> _Exercise prompt_: Compute how many lines in the data below hold the word "unit", then report that number with nothing else.

Dataset rows describing interfaces:
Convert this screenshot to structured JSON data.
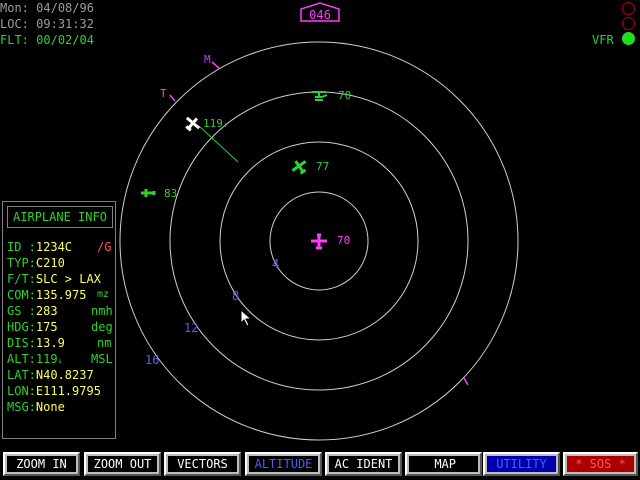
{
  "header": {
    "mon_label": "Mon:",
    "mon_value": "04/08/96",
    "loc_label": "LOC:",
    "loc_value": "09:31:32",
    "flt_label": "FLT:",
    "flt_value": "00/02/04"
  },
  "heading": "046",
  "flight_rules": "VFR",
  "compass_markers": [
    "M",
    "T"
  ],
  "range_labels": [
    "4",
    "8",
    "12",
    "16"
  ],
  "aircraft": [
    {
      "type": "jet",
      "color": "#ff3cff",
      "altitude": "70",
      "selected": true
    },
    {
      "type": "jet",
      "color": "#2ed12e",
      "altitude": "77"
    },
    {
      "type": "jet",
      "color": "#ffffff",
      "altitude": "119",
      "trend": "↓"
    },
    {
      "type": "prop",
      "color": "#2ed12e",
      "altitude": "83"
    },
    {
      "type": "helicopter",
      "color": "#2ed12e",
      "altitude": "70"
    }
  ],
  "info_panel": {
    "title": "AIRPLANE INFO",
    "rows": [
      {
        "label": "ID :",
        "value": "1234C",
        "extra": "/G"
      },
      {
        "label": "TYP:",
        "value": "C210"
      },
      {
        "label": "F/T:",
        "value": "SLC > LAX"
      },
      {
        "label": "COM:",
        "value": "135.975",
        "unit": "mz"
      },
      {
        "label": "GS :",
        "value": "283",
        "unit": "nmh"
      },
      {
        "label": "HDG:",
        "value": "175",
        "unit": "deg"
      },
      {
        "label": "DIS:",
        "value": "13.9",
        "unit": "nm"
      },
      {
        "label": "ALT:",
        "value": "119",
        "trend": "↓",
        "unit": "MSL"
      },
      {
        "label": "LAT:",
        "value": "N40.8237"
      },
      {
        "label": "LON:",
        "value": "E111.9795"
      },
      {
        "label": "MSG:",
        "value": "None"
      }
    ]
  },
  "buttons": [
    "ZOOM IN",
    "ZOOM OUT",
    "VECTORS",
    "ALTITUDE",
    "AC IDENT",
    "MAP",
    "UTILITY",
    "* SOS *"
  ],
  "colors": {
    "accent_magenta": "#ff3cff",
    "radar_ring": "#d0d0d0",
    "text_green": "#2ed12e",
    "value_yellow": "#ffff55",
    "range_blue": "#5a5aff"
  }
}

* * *

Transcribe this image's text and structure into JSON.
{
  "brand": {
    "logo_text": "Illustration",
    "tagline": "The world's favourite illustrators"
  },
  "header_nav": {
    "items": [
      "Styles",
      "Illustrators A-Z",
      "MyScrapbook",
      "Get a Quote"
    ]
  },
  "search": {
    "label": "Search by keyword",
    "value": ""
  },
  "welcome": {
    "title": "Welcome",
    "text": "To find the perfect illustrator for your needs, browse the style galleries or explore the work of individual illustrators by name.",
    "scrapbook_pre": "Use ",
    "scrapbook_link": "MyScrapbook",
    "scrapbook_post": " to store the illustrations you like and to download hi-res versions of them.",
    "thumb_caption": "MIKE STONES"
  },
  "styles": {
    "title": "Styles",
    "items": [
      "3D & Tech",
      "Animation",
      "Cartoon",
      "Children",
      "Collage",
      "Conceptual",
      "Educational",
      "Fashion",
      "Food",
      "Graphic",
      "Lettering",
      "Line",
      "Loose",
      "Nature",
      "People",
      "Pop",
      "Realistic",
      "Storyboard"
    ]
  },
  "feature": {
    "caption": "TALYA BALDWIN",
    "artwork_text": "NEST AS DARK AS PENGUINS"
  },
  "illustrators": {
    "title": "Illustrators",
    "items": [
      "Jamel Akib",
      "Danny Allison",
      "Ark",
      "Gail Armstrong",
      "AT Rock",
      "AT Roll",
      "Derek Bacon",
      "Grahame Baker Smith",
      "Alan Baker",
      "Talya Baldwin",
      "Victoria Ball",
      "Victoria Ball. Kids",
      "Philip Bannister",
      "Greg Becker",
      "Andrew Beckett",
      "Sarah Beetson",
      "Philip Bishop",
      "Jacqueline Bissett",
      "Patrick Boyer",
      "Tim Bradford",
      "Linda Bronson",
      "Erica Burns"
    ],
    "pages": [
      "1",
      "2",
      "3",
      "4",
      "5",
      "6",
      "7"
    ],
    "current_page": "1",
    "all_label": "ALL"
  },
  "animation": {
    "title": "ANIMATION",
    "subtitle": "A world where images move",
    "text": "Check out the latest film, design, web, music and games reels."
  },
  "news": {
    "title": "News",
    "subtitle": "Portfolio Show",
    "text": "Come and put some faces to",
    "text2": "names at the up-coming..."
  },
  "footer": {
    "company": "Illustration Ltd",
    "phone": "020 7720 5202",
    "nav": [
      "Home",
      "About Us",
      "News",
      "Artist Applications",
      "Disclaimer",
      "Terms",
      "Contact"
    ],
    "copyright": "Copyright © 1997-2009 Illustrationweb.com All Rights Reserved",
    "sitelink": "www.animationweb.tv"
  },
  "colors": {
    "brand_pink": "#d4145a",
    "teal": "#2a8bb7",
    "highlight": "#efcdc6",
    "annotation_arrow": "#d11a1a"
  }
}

> _Written response_: 5